Those who operate without a license will be punished with administrative and criminal measures.
Paraguay would regulate all activities related to bitcoin (BTC) or digital mining and will do so from four state institutions. This follows from the recently presented legislative proposal called “Law that regulates the industry and marketing of virtual assets and cryptoassets,” to which CriptoNoticias had access today Wednesday, July 14.
The initiative, prepared by congressman Carlos Rejala and Senator Fernando Silva Facetti, was presented in a private act and then before the National Congress of the Republic. The text notes that the Ministry of Industry and Trade will coordinate the enablement, registration, supervision and control of everything concerning Bitcoin.
This work of the Ministry will be delegated to three other units: the National Securities Commission, the Secretariat for the Prevention of Money or Property Laundering (Seprelad) and the National Electricity Administration. The latter will have greater influence in the field of cryptocurrency mining.
“We think it’s the best thing for our country and a really impressive model to replicate in other countries. There are a lot of people involved to remove this which is amazing,” Rejala told CriptoNoticias after the project’s presentation. The proposal does not speak of converting BTC as legal tender, as this newspaper advanced in an article published on July 12.
Licenses for all bitcoin activity
The Paraguayan regulation includes the application and issuance of licenses for mining companies, cryptocurrency traders that it calls “intervening agents”, create a registry of exchanges and service providers for digital assets and establish an energy consumption plan to supply the nascent industry. The sector is recognized by lawmakers as an “innovative industry”.
Those companies or individuals who carry out activities outside the regulations could be punished with administrative or even criminal measures, that is, violators could go to jail. In addition, those who come to law but then commit tax or regulatory violations could lose their licenses and receive fines.
In general, the proposed law consists of four chapters and 22 articles. A preliminary draft to which this newspaper had access consisted of seven chapters and 27 articles. It should also be mentioned that the tax burden of the activity, which was highlighted in a first draft, in the final version is barely mentioned.

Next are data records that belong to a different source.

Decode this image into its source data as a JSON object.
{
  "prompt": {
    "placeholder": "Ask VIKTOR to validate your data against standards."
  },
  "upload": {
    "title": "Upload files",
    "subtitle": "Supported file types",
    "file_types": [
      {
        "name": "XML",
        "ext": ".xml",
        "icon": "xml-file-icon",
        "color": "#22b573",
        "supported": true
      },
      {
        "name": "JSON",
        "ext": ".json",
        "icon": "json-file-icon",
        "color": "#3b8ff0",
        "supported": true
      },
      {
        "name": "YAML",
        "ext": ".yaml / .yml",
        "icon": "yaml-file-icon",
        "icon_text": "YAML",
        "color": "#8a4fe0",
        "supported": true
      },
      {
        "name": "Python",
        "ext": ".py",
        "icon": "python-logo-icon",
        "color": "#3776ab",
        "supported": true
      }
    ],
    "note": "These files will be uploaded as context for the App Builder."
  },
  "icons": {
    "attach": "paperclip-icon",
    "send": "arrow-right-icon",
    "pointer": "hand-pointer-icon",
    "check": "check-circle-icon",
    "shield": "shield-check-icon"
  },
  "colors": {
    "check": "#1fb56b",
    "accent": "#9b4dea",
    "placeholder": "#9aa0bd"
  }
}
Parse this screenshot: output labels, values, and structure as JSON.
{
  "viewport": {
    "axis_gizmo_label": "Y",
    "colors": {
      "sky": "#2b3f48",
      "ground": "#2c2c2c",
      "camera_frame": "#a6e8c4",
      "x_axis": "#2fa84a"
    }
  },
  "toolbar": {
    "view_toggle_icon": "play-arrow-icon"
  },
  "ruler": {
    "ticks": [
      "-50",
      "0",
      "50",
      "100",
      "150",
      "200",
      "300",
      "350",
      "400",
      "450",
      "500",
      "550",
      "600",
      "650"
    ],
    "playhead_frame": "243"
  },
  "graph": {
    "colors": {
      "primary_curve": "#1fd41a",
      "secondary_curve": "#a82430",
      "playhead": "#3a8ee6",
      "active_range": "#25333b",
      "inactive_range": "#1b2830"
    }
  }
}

Now the initiative will go to debate in the national congress. In parliament, the chambers of deputies and senators will set their views to determine whether the proposal is modified, approved as presented or rejected by a vote by legislators. It is not known how long the considerations of parliamentarians could take.